§ **TASK BRIEF**
All of the records below need to be copied exactly.

=== Begin Enclosure ===

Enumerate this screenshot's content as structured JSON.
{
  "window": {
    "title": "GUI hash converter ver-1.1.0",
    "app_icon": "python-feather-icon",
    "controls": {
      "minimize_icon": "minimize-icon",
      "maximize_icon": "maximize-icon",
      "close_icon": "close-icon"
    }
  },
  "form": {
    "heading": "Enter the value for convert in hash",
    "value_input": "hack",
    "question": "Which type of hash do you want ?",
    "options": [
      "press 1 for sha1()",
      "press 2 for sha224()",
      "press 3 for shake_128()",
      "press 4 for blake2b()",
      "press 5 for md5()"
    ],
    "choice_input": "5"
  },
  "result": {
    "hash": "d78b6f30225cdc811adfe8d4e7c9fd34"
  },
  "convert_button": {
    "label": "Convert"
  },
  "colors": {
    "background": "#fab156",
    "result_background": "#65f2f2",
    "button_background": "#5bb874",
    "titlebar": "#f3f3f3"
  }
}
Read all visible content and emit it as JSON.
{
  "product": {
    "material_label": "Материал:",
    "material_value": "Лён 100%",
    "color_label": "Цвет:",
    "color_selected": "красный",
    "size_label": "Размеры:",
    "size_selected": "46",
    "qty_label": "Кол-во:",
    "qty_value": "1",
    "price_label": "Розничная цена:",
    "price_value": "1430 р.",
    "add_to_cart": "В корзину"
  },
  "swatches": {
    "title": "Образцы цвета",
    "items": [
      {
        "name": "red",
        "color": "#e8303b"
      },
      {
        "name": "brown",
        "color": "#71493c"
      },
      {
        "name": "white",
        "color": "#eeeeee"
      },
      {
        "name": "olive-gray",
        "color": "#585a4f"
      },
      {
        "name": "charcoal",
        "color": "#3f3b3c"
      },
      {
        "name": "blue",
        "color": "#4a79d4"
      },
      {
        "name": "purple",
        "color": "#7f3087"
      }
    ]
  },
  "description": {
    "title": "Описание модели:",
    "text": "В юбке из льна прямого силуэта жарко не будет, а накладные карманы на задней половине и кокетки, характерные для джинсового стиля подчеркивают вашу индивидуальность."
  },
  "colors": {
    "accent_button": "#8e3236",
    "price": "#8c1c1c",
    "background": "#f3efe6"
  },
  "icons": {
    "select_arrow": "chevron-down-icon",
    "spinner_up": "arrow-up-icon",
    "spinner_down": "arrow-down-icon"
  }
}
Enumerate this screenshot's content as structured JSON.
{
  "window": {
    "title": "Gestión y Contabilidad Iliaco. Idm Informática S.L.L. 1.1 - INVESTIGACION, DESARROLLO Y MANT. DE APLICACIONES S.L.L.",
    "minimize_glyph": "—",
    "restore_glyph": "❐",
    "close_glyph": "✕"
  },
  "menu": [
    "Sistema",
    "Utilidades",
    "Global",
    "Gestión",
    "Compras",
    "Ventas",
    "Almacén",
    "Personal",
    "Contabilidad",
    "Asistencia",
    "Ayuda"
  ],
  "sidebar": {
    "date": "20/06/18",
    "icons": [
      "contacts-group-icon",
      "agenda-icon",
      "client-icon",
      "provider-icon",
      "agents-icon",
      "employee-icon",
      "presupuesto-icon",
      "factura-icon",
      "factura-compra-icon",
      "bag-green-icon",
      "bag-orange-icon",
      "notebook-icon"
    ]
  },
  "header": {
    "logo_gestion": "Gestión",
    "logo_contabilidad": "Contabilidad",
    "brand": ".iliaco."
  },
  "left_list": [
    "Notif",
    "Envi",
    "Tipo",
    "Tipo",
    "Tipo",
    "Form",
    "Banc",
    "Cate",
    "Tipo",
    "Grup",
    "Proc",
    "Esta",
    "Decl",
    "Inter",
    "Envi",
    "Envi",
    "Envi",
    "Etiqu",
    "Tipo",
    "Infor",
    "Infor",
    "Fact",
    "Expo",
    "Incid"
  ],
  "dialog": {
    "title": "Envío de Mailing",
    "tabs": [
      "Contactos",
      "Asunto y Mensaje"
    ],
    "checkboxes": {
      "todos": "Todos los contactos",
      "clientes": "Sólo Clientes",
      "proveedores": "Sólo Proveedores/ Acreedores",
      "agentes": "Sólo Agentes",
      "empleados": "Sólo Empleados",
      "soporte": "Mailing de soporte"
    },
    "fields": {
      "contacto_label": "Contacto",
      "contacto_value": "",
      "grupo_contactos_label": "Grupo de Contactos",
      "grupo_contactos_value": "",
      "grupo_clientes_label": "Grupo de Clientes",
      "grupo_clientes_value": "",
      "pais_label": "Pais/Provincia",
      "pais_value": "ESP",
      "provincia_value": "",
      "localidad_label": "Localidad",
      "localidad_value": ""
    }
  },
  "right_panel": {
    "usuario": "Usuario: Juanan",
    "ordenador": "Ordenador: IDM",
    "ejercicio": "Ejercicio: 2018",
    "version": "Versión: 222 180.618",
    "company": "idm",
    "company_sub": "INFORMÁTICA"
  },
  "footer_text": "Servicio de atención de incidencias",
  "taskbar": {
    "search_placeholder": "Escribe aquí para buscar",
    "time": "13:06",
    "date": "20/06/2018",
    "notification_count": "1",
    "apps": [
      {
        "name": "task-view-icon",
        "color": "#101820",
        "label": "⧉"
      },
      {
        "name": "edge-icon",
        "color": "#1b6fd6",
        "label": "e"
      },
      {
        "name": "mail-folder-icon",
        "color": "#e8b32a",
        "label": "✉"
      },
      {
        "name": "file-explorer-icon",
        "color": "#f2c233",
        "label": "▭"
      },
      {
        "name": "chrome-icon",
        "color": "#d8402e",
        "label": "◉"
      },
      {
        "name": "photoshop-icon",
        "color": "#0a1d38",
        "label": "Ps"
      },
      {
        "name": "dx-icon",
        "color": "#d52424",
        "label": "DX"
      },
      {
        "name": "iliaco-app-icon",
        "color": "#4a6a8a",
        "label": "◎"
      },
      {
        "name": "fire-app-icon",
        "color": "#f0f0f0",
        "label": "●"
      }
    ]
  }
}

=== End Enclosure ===

§ **OUTPUT OF THE EXERCISE**
Enumerate this screenshot's content as structured JSON.
{
  "window": {
    "title": "GUI hash converter ver-1.1.0",
    "app_icon": "python-feather-icon",
    "controls": {
      "minimize_icon": "minimize-icon",
      "maximize_icon": "maximize-icon",
      "close_icon": "close-icon"
    }
  },
  "form": {
    "heading": "Enter the value for convert in hash",
    "value_input": "hack",
    "question": "Which type of hash do you want ?",
    "options": [
      "press 1 for sha1()",
      "press 2 for sha224()",
      "press 3 for shake_128()",
      "press 4 for blake2b()",
      "press 5 for md5()"
    ],
    "choice_input": "5"
  },
  "result": {
    "hash": "d78b6f30225cdc811adfe8d4e7c9fd34"
  },
  "convert_button": {
    "label": "Convert"
  },
  "colors": {
    "background": "#fab156",
    "result_background": "#65f2f2",
    "button_background": "#5bb874",
    "titlebar": "#f3f3f3"
  }
}
Read all visible content and emit it as JSON.
{
  "product": {
    "material_label": "Материал:",
    "material_value": "Лён 100%",
    "color_label": "Цвет:",
    "color_selected": "красный",
    "size_label": "Размеры:",
    "size_selected": "46",
    "qty_label": "Кол-во:",
    "qty_value": "1",
    "price_label": "Розничная цена:",
    "price_value": "1430 р.",
    "add_to_cart": "В корзину"
  },
  "swatches": {
    "title": "Образцы цвета",
    "items": [
      {
        "name": "red",
        "color": "#e8303b"
      },
      {
        "name": "brown",
        "color": "#71493c"
      },
      {
        "name": "white",
        "color": "#eeeeee"
      },
      {
        "name": "olive-gray",
        "color": "#585a4f"
      },
      {
        "name": "charcoal",
        "color": "#3f3b3c"
      },
      {
        "name": "blue",
        "color": "#4a79d4"
      },
      {
        "name": "purple",
        "color": "#7f3087"
      }
    ]
  },
  "description": {
    "title": "Описание модели:",
    "text": "В юбке из льна прямого силуэта жарко не будет, а накладные карманы на задней половине и кокетки, характерные для джинсового стиля подчеркивают вашу индивидуальность."
  },
  "colors": {
    "accent_button": "#8e3236",
    "price": "#8c1c1c",
    "background": "#f3efe6"
  },
  "icons": {
    "select_arrow": "chevron-down-icon",
    "spinner_up": "arrow-up-icon",
    "spinner_down": "arrow-down-icon"
  }
}
Enumerate this screenshot's content as structured JSON.
{
  "window": {
    "title": "Gestión y Contabilidad Iliaco. Idm Informática S.L.L. 1.1 - INVESTIGACION, DESARROLLO Y MANT. DE APLICACIONES S.L.L.",
    "minimize_glyph": "—",
    "restore_glyph": "❐",
    "close_glyph": "✕"
  },
  "menu": [
    "Sistema",
    "Utilidades",
    "Global",
    "Gestión",
    "Compras",
    "Ventas",
    "Almacén",
    "Personal",
    "Contabilidad",
    "Asistencia",
    "Ayuda"
  ],
  "sidebar": {
    "date": "20/06/18",
    "icons": [
      "contacts-group-icon",
      "agenda-icon",
      "client-icon",
      "provider-icon",
      "agents-icon",
      "employee-icon",
      "presupuesto-icon",
      "factura-icon",
      "factura-compra-icon",
      "bag-green-icon",
      "bag-orange-icon",
      "notebook-icon"
    ]
  },
  "header": {
    "logo_gestion": "Gestión",
    "logo_contabilidad": "Contabilidad",
    "brand": ".iliaco."
  },
  "left_list": [
    "Notif",
    "Envi",
    "Tipo",
    "Tipo",
    "Tipo",
    "Form",
    "Banc",
    "Cate",
    "Tipo",
    "Grup",
    "Proc",
    "Esta",
    "Decl",
    "Inter",
    "Envi",
    "Envi",
    "Envi",
    "Etiqu",
    "Tipo",
    "Infor",
    "Infor",
    "Fact",
    "Expo",
    "Incid"
  ],
  "dialog": {
    "title": "Envío de Mailing",
    "tabs": [
      "Contactos",
      "Asunto y Mensaje"
    ],
    "checkboxes": {
      "todos": "Todos los contactos",
      "clientes": "Sólo Clientes",
      "proveedores": "Sólo Proveedores/ Acreedores",
      "agentes": "Sólo Agentes",
      "empleados": "Sólo Empleados",
      "soporte": "Mailing de soporte"
    },
    "fields": {
      "contacto_label": "Contacto",
      "contacto_value": "",
      "grupo_contactos_label": "Grupo de Contactos",
      "grupo_contactos_value": "",
      "grupo_clientes_label": "Grupo de Clientes",
      "grupo_clientes_value": "",
      "pais_label": "Pais/Provincia",
      "pais_value": "ESP",
      "provincia_value": "",
      "localidad_label": "Localidad",
      "localidad_value": ""
    }
  },
  "right_panel": {
    "usuario": "Usuario: Juanan",
    "ordenador": "Ordenador: IDM",
    "ejercicio": "Ejercicio: 2018",
    "version": "Versión: 222 180.618",
    "company": "idm",
    "company_sub": "INFORMÁTICA"
  },
  "footer_text": "Servicio de atención de incidencias",
  "taskbar": {
    "search_placeholder": "Escribe aquí para buscar",
    "time": "13:06",
    "date": "20/06/2018",
    "notification_count": "1",
    "apps": [
      {
        "name": "task-view-icon",
        "color": "#101820",
        "label": "⧉"
      },
      {
        "name": "edge-icon",
        "color": "#1b6fd6",
        "label": "e"
      },
      {
        "name": "mail-folder-icon",
        "color": "#e8b32a",
        "label": "✉"
      },
      {
        "name": "file-explorer-icon",
        "color": "#f2c233",
        "label": "▭"
      },
      {
        "name": "chrome-icon",
        "color": "#d8402e",
        "label": "◉"
      },
      {
        "name": "photoshop-icon",
        "color": "#0a1d38",
        "label": "Ps"
      },
      {
        "name": "dx-icon",
        "color": "#d52424",
        "label": "DX"
      },
      {
        "name": "iliaco-app-icon",
        "color": "#4a6a8a",
        "label": "◎"
      },
      {
        "name": "fire-app-icon",
        "color": "#f0f0f0",
        "label": "●"
      }
    ]
  }
}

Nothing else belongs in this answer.